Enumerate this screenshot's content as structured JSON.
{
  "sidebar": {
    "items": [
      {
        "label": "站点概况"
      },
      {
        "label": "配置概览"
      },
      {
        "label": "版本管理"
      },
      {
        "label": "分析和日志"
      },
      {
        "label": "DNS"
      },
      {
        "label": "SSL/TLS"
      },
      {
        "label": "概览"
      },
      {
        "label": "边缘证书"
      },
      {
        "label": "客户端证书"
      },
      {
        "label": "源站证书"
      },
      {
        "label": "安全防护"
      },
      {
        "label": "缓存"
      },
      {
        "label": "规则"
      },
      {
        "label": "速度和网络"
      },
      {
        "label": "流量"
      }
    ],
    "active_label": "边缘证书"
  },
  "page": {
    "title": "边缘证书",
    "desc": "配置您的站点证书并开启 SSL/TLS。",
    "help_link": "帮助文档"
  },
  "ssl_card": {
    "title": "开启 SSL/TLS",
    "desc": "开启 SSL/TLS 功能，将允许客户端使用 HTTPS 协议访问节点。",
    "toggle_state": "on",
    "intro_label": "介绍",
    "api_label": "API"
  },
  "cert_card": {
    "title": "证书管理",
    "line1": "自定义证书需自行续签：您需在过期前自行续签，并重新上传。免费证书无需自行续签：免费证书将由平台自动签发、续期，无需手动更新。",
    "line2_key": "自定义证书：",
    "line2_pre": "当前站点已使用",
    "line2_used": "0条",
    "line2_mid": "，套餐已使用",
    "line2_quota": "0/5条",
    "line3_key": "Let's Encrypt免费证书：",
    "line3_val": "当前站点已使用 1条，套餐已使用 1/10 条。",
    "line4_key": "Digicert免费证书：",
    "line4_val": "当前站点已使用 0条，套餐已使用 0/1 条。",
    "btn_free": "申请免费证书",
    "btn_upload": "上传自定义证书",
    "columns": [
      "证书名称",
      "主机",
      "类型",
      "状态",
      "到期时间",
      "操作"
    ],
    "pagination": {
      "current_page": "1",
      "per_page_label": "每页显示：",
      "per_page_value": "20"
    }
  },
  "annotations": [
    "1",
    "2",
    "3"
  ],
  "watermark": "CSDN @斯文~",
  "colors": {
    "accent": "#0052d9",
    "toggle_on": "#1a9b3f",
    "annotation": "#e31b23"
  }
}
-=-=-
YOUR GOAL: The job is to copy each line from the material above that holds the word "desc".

ANSWER FOR THIS EXERCISE:
    "desc": "配置您的站点证书并开启 SSL/TLS。",
    "desc": "开启 SSL/TLS 功能，将允许客户端使用 HTTPS 协议访问节点。",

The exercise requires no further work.